Ready. Set. Write. These three words set the tone for my pedagogic philosophy about writing: For students to improve their writing, they must write often (preferably daily) and they must write in quantity.
I expect students to be ready to write daily. Additionally, rather than announcing an essay assignment at the end of a literature unit, I focus students attention on preparing for major writing assignments throughout our study of literature and weave focused writing instruction into the literature units.
As a teacher, it's my job to help students find their writing voices and to show them they have important things to say.
In its original context, it is
Lesson 1 in the "Once Upon a Time" In My Life: Teaching Narration and Description Unit.
I teach this unit concurrently w/ the unit on Anglo-Saxon Literature. This is because my goal is to use the literature as a gateway to writing, rather than teaching the units as two separate entities.
In this lesson, students will do the following:

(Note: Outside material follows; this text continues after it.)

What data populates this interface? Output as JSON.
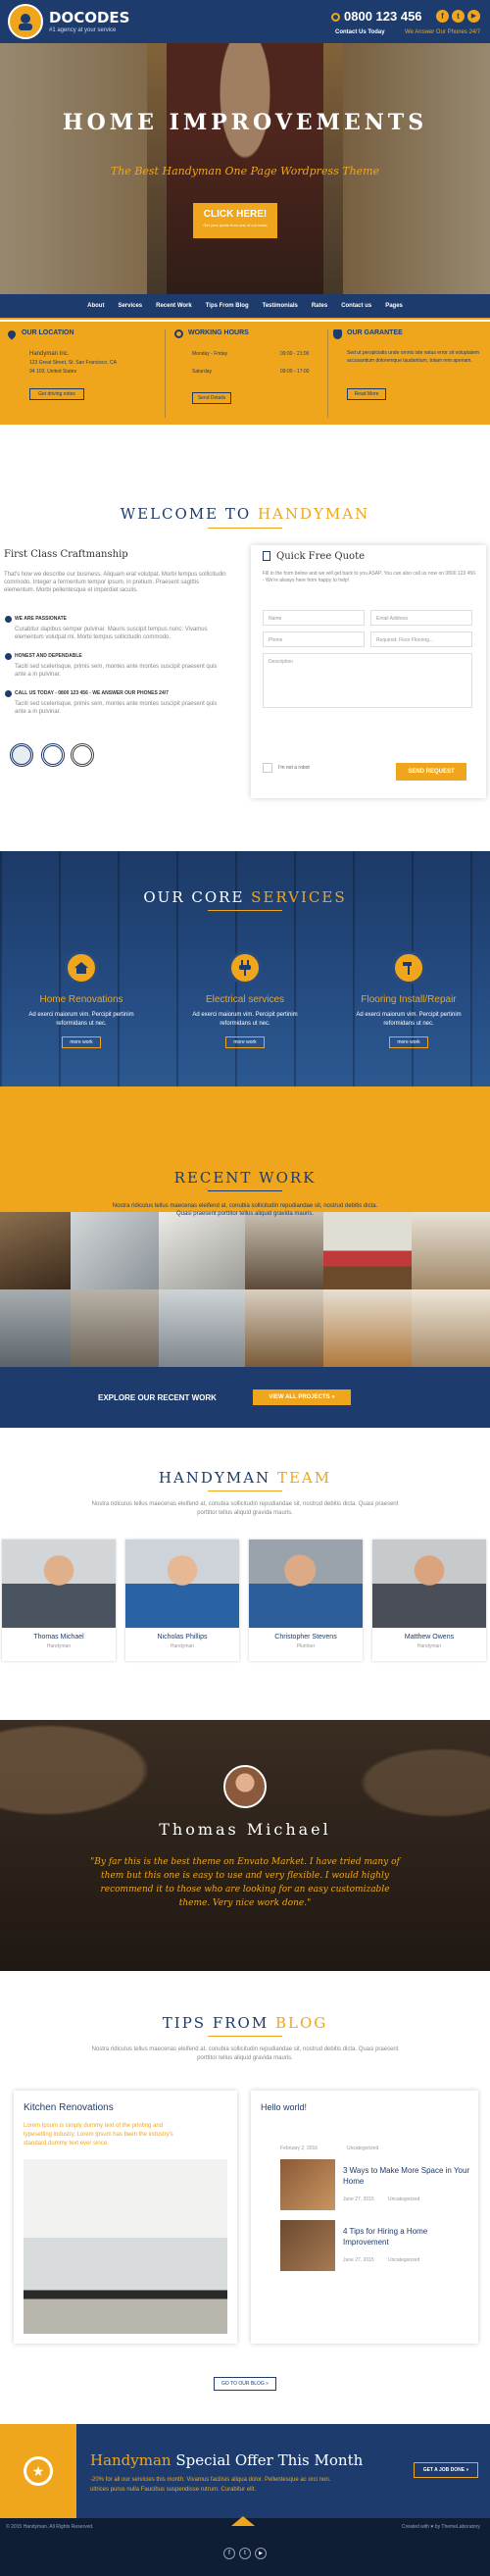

I introduce students to "I <3 Maps" with some images I've compiled into a brief slide slide show, which culminates in a beautiful representation of a detailed heart map that obviously took the student some time to complete. I <3 Map
As I show each slide, I talk to students about the variety of symbols we use to show what we love and value.
When I get to the final slide, I tell the class that it shows a "Heart Map" and that they will be completing one, too, and that they can use color, words, images, phrases, quotes, and whatever they can imagine to illustrate what they <3.
Then I remind students about the supplies I have available in the classroom and give each a piece of unlined paper.
After introducing heart maps to students, I set the timer for 15 minutes and give them time to work. Since these students are seniors, and since the purpose of heart maps is to generate writing topics, I encourage emphasis on ideas, images, text (words and phrases), rather than "art." However, some students might need more time to generate ideas. Heart Map w/out Text is one such example. In this case, it's important to encourage the student to continue working on the project outside of class.
The Animoto video shows some student heart maps in progress. animoto I <3 video
Once time as lapsed for creating their "I <3 Maps," I tell students that we will complete a quick write. I explain the object of a quick write is to "write as much and as quickly as you can w/out worrying about where your mind leads your writing. What's important is getting ideas down on paper." I also tell students that this activity is a low-risk task and that it will help prepare them for the upcoming narrative/descriptive essay assignment.
Then I set the timer for 10 minutes and write while the students also write.
During the writing time, most students write on a separate piece of paper, but some incorporate their writing directly into their heart maps: Heart Writing shows one student's juxtaposition of the heart map w/ the quick write.
Once students finish writing, I invite them to share with the class. A quiet class might be too shy to share, which happened with one class. In other classes, students can become wary of sharing if they think their writing doesn't measure up to those who do share. When either of these things happen, I ask students to pair-and-share. I also find someone to share with as the students share.
One young man read his quick write about playing football, beginning with his father tossing the ball to him in the yard. He wrote: "When I look out my bedroom window, I see my dad throwing the ball to me in the back yard."
It was a touching essay that gave me the opportunity to comment: "I hear you saying that football is a metaphor for your relationship with your father." I also suggested several ideas for further development based on the student's love of football.
Another student read his quick write about his love of self. This student is a poet, and the class was so moved by his interpretation of his writing that he agreed to perform a slam poem for us at the end of the period. He told the class that he doesn't title his poetry, doesn't make it rhyme, and calls his writing of poetry "Word Vomit" because he just spews it on the page and rarely edits.
The student's remarks led to my asking: "Where do students get the idea that poetry must rhyme?"
Another student said, "Dr. Seuss." This is something I'll address with students more in another unit, but it did provide a teachable moment in which I was able to tell students that my favorite poetry doesn't rhyme and that they don't need to rhyme their poetry either.
This is what happens when teaching and learning converge organically. We meet in the middle, separate but together, like this student's "I <3 Map": Student Heart Map